**TASK OBJECTIVE:** When the string "nebo" occurs in a line of the records, show that line.

Extracted data entries:
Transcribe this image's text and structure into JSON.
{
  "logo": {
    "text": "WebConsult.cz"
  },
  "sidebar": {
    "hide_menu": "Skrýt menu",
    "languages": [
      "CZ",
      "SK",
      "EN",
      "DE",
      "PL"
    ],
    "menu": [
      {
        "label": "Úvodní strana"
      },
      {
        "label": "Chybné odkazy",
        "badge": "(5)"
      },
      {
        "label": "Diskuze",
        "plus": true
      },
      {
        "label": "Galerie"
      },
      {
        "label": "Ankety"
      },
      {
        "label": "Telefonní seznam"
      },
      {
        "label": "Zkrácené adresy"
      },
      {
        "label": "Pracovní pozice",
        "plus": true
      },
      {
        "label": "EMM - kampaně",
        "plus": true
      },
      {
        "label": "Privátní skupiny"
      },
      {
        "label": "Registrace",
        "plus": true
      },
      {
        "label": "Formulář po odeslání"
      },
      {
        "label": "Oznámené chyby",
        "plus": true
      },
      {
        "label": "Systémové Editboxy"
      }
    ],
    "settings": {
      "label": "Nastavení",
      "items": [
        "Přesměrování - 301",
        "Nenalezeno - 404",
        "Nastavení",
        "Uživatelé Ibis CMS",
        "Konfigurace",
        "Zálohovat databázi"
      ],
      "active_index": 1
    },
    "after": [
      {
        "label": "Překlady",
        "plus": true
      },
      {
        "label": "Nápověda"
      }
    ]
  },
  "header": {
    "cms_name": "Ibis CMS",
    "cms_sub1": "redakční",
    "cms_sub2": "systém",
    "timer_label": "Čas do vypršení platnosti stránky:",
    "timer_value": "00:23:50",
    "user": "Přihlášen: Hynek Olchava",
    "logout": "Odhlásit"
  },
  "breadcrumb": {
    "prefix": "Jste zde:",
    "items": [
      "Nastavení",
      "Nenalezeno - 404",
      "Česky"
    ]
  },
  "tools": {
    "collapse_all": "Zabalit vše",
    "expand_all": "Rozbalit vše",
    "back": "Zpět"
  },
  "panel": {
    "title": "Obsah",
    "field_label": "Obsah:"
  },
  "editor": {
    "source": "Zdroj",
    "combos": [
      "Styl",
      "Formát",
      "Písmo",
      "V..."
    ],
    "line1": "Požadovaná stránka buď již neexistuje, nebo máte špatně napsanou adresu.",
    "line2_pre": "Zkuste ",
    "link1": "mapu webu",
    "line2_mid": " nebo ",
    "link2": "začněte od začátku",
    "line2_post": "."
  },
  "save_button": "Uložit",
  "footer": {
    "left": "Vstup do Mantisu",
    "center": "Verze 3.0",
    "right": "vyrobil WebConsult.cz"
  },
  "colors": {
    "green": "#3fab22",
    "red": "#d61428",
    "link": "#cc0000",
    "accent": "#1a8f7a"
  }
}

**WRITTEN ANSWER:**
    "line1": "Požadovaná stránka buď již neexistuje, nebo máte špatně napsanou adresu.",
    "line2_mid": " nebo ",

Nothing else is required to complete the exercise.